The court in this case referred back to the now-famous Texaco case. American Geophysical Union v. Texaco, Inc., 60 F.3d 913 (2d Cir 1995). In the Texaco case, researchers at Texaco made just a few photocopies of a commercial newsletter and circulated them within the company's research department. The court found that even making just a few copies of a commercial newsletter for research purposes was an infringement. It was held to be an infringement even if the copier, Texaco, derived no direct revenue from its photocopies of the articles. Texaco reaped indirect benefits, however, from its photocopies in not having to buy additional subscriptions to the newsletter. Indirect economic benefit weighs against a finding of fair use. Similarly, in this case, posting articles on Free Republic's Web site after the free two-week period allowed visitors to the site to avoid paying the customary price charged by the copyright owners (the newspapers) for the works. The court also looked to the nature of the copyrighted work. The more factual and functional a work, the less protection it receives under copyright law. The newspapers' articles were news articles and predominantly factual and, as such, would enjoy less protection than other types of works such as opinions or analyses. However, since the entire articles were copied, more than the unprotected facts were extracted from them. Therefore, this factor also weighed in favor of the copyright owner.

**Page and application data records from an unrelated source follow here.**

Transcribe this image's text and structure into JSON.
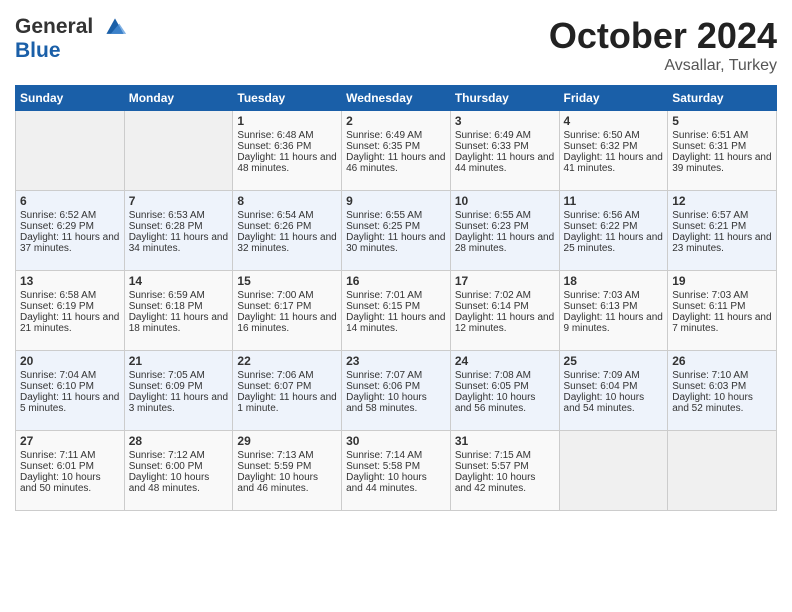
{
  "logo": {
    "line1": "General",
    "line2": "Blue"
  },
  "title": "October 2024",
  "location": "Avsallar, Turkey",
  "days_of_week": [
    "Sunday",
    "Monday",
    "Tuesday",
    "Wednesday",
    "Thursday",
    "Friday",
    "Saturday"
  ],
  "weeks": [
    [
      {
        "day": "",
        "empty": true
      },
      {
        "day": "",
        "empty": true
      },
      {
        "day": "1",
        "sunrise": "Sunrise: 6:48 AM",
        "sunset": "Sunset: 6:36 PM",
        "daylight": "Daylight: 11 hours and 48 minutes."
      },
      {
        "day": "2",
        "sunrise": "Sunrise: 6:49 AM",
        "sunset": "Sunset: 6:35 PM",
        "daylight": "Daylight: 11 hours and 46 minutes."
      },
      {
        "day": "3",
        "sunrise": "Sunrise: 6:49 AM",
        "sunset": "Sunset: 6:33 PM",
        "daylight": "Daylight: 11 hours and 44 minutes."
      },
      {
        "day": "4",
        "sunrise": "Sunrise: 6:50 AM",
        "sunset": "Sunset: 6:32 PM",
        "daylight": "Daylight: 11 hours and 41 minutes."
      },
      {
        "day": "5",
        "sunrise": "Sunrise: 6:51 AM",
        "sunset": "Sunset: 6:31 PM",
        "daylight": "Daylight: 11 hours and 39 minutes."
      }
    ],
    [
      {
        "day": "6",
        "sunrise": "Sunrise: 6:52 AM",
        "sunset": "Sunset: 6:29 PM",
        "daylight": "Daylight: 11 hours and 37 minutes."
      },
      {
        "day": "7",
        "sunrise": "Sunrise: 6:53 AM",
        "sunset": "Sunset: 6:28 PM",
        "daylight": "Daylight: 11 hours and 34 minutes."
      },
      {
        "day": "8",
        "sunrise": "Sunrise: 6:54 AM",
        "sunset": "Sunset: 6:26 PM",
        "daylight": "Daylight: 11 hours and 32 minutes."
      },
      {
        "day": "9",
        "sunrise": "Sunrise: 6:55 AM",
        "sunset": "Sunset: 6:25 PM",
        "daylight": "Daylight: 11 hours and 30 minutes."
      },
      {
        "day": "10",
        "sunrise": "Sunrise: 6:55 AM",
        "sunset": "Sunset: 6:23 PM",
        "daylight": "Daylight: 11 hours and 28 minutes."
      },
      {
        "day": "11",
        "sunrise": "Sunrise: 6:56 AM",
        "sunset": "Sunset: 6:22 PM",
        "daylight": "Daylight: 11 hours and 25 minutes."
      },
      {
        "day": "12",
        "sunrise": "Sunrise: 6:57 AM",
        "sunset": "Sunset: 6:21 PM",
        "daylight": "Daylight: 11 hours and 23 minutes."
      }
    ],
    [
      {
        "day": "13",
        "sunrise": "Sunrise: 6:58 AM",
        "sunset": "Sunset: 6:19 PM",
        "daylight": "Daylight: 11 hours and 21 minutes."
      },
      {
        "day": "14",
        "sunrise": "Sunrise: 6:59 AM",
        "sunset": "Sunset: 6:18 PM",
        "daylight": "Daylight: 11 hours and 18 minutes."
      },
      {
        "day": "15",
        "sunrise": "Sunrise: 7:00 AM",
        "sunset": "Sunset: 6:17 PM",
        "daylight": "Daylight: 11 hours and 16 minutes."
      },
      {
        "day": "16",
        "sunrise": "Sunrise: 7:01 AM",
        "sunset": "Sunset: 6:15 PM",
        "daylight": "Daylight: 11 hours and 14 minutes."
      },
      {
        "day": "17",
        "sunrise": "Sunrise: 7:02 AM",
        "sunset": "Sunset: 6:14 PM",
        "daylight": "Daylight: 11 hours and 12 minutes."
      },
      {
        "day": "18",
        "sunrise": "Sunrise: 7:03 AM",
        "sunset": "Sunset: 6:13 PM",
        "daylight": "Daylight: 11 hours and 9 minutes."
      },
      {
        "day": "19",
        "sunrise": "Sunrise: 7:03 AM",
        "sunset": "Sunset: 6:11 PM",
        "daylight": "Daylight: 11 hours and 7 minutes."
      }
    ],
    [
      {
        "day": "20",
        "sunrise": "Sunrise: 7:04 AM",
        "sunset": "Sunset: 6:10 PM",
        "daylight": "Daylight: 11 hours and 5 minutes."
      },
      {
        "day": "21",
        "sunrise": "Sunrise: 7:05 AM",
        "sunset": "Sunset: 6:09 PM",
        "daylight": "Daylight: 11 hours and 3 minutes."
      },
      {
        "day": "22",
        "sunrise": "Sunrise: 7:06 AM",
        "sunset": "Sunset: 6:07 PM",
        "daylight": "Daylight: 11 hours and 1 minute."
      },
      {
        "day": "23",
        "sunrise": "Sunrise: 7:07 AM",
        "sunset": "Sunset: 6:06 PM",
        "daylight": "Daylight: 10 hours and 58 minutes."
      },
      {
        "day": "24",
        "sunrise": "Sunrise: 7:08 AM",
        "sunset": "Sunset: 6:05 PM",
        "daylight": "Daylight: 10 hours and 56 minutes."
      },
      {
        "day": "25",
        "sunrise": "Sunrise: 7:09 AM",
        "sunset": "Sunset: 6:04 PM",
        "daylight": "Daylight: 10 hours and 54 minutes."
      },
      {
        "day": "26",
        "sunrise": "Sunrise: 7:10 AM",
        "sunset": "Sunset: 6:03 PM",
        "daylight": "Daylight: 10 hours and 52 minutes."
      }
    ],
    [
      {
        "day": "27",
        "sunrise": "Sunrise: 7:11 AM",
        "sunset": "Sunset: 6:01 PM",
        "daylight": "Daylight: 10 hours and 50 minutes."
      },
      {
        "day": "28",
        "sunrise": "Sunrise: 7:12 AM",
        "sunset": "Sunset: 6:00 PM",
        "daylight": "Daylight: 10 hours and 48 minutes."
      },
      {
        "day": "29",
        "sunrise": "Sunrise: 7:13 AM",
        "sunset": "Sunset: 5:59 PM",
        "daylight": "Daylight: 10 hours and 46 minutes."
      },
      {
        "day": "30",
        "sunrise": "Sunrise: 7:14 AM",
        "sunset": "Sunset: 5:58 PM",
        "daylight": "Daylight: 10 hours and 44 minutes."
      },
      {
        "day": "31",
        "sunrise": "Sunrise: 7:15 AM",
        "sunset": "Sunset: 5:57 PM",
        "daylight": "Daylight: 10 hours and 42 minutes."
      },
      {
        "day": "",
        "empty": true
      },
      {
        "day": "",
        "empty": true
      }
    ]
  ]
}
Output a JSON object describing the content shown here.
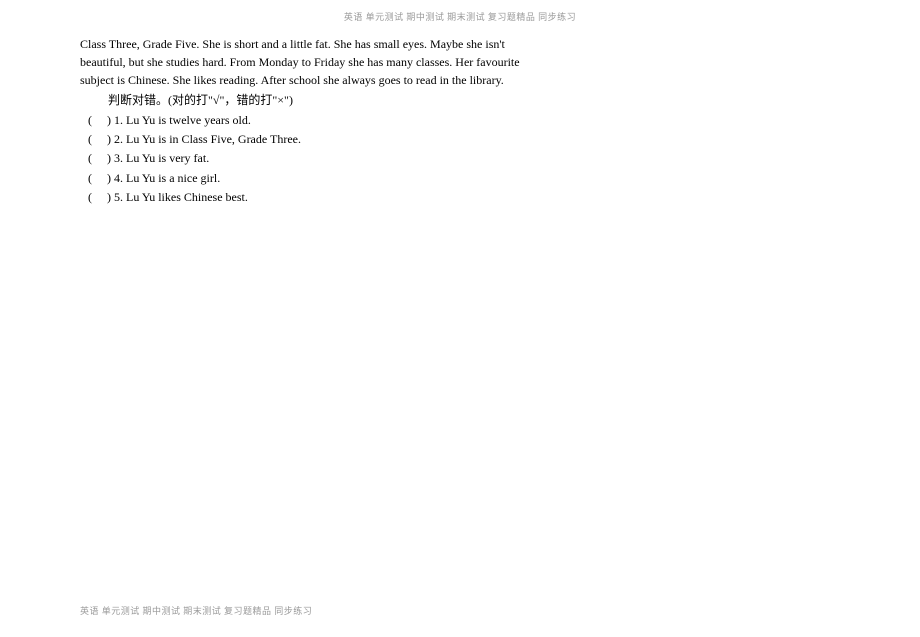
{
  "header": {
    "text": "英语  单元测试  期中测试  期末测试  复习题精品  同步练习"
  },
  "passage": {
    "line1": "Class Three, Grade Five. She is short and a little fat. She has small eyes. Maybe she isn't",
    "line2": "beautiful, but she studies hard. From Monday to Friday she has many classes. Her favourite",
    "line3": "subject is Chinese. She likes reading. After school she always goes to read in the library."
  },
  "instruction": "判断对错。(对的打\"√\"，错的打\"×\")",
  "paren_open": "(",
  "paren_close": ")",
  "questions": [
    {
      "num": "1.",
      "text": "Lu Yu is twelve years old."
    },
    {
      "num": "2.",
      "text": "Lu Yu is in Class Five, Grade Three."
    },
    {
      "num": "3.",
      "text": "Lu Yu is very fat."
    },
    {
      "num": "4.",
      "text": "Lu Yu is a nice girl."
    },
    {
      "num": "5.",
      "text": "Lu Yu likes Chinese best."
    }
  ],
  "footer": {
    "text": "英语  单元测试  期中测试  期末测试  复习题精品  同步练习"
  }
}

Finally, the court looked at the effect of the use upon a potential market for the copyrighted work. Here the court concluded that an adverse effect on a potential market for the articles had been demonstrated. If people could view them for free on Free Republic's site, they would not then purchase them from the L.A. Times or Washington Post's archive. Nor would they purchase the print versions of the newspapers. Free Republic also raised First Amendment protection arguments which the court dismissed.

Many Internet users mistakenly believe the copyright laws have been suspended or relaxed on the Internet. This is not true. Courts have been particularly supportive of intellectual property owners when it comes to on-line infringements. The courts realize the vast potential for copyright abuse through the Internet and are reacting by providing assistance to copyright owners in their never-ending quest to prevent unauthorized copying of their works.

Much of the on-line copying is not done with the intent of violating anyone's rights, but simply out of ignorance of the law. Copyright infringement is a strict liability violation. What that means is that even if you infringe on someone else's works innocently, it is irrelevant. The often-quoted statement, "Ignorance of the law is no excuse," may be a cliché, but it is all too true when it comes to copyright infringement.

The best advice one can give is - Ask before you post!